Task requirements: Report every line in the listing below where the string "title" shows up.

Data shown:
+ + + +
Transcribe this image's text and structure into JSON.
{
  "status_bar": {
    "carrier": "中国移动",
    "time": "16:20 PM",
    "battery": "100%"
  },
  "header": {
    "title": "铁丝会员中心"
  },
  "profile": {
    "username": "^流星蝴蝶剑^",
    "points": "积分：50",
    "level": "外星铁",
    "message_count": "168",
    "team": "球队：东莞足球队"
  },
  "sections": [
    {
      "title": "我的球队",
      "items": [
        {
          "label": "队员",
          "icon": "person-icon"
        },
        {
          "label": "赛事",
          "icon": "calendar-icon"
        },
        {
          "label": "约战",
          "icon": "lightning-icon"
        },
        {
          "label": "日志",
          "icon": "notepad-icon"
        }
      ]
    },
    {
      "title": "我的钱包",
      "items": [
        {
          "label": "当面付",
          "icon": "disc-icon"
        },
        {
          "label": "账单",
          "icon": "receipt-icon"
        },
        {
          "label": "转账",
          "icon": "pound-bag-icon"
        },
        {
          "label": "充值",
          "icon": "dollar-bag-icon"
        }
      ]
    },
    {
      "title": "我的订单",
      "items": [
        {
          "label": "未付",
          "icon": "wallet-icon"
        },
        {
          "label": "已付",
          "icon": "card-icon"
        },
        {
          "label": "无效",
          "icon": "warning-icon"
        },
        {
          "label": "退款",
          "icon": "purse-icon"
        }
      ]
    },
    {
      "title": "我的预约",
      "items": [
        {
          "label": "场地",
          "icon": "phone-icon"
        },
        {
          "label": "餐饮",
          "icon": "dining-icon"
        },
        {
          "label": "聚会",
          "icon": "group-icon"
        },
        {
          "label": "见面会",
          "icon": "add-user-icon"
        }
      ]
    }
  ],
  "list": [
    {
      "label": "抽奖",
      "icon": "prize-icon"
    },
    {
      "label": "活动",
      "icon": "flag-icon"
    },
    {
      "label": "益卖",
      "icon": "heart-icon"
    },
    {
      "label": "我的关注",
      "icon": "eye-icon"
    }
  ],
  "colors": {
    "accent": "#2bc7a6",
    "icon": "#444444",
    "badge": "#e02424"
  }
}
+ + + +
The completed task:
    "title": "铁丝会员中心"
      "title": "我的球队",
      "title": "我的钱包",
      "title": "我的订单",
      "title": "我的预约",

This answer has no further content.